> [Prompt] Copy the data exactly.

╭──

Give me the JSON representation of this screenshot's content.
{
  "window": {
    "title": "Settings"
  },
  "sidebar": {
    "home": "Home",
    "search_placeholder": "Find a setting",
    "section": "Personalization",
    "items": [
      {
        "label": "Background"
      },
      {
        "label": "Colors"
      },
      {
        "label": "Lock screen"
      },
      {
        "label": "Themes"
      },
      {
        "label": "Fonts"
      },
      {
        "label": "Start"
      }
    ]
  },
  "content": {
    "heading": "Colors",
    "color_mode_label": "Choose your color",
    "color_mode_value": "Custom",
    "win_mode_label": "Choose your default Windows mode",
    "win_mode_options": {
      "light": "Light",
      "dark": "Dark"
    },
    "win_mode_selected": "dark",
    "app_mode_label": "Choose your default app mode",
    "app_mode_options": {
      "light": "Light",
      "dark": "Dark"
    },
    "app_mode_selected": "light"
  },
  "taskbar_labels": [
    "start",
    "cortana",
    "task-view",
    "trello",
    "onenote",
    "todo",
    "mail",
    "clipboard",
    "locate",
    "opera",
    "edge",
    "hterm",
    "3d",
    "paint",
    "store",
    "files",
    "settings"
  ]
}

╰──

> [Expected answer]
Give me the JSON representation of this screenshot's content.
{
  "window": {
    "title": "Settings"
  },
  "sidebar": {
    "home": "Home",
    "search_placeholder": "Find a setting",
    "section": "Personalization",
    "items": [
      {
        "label": "Background"
      },
      {
        "label": "Colors"
      },
      {
        "label": "Lock screen"
      },
      {
        "label": "Themes"
      },
      {
        "label": "Fonts"
      },
      {
        "label": "Start"
      }
    ]
  },
  "content": {
    "heading": "Colors",
    "color_mode_label": "Choose your color",
    "color_mode_value": "Custom",
    "win_mode_label": "Choose your default Windows mode",
    "win_mode_options": {
      "light": "Light",
      "dark": "Dark"
    },
    "win_mode_selected": "dark",
    "app_mode_label": "Choose your default app mode",
    "app_mode_options": {
      "light": "Light",
      "dark": "Dark"
    },
    "app_mode_selected": "light"
  },
  "taskbar_labels": [
    "start",
    "cortana",
    "task-view",
    "trello",
    "onenote",
    "todo",
    "mail",
    "clipboard",
    "locate",
    "opera",
    "edge",
    "hterm",
    "3d",
    "paint",
    "store",
    "files",
    "settings"
  ]
}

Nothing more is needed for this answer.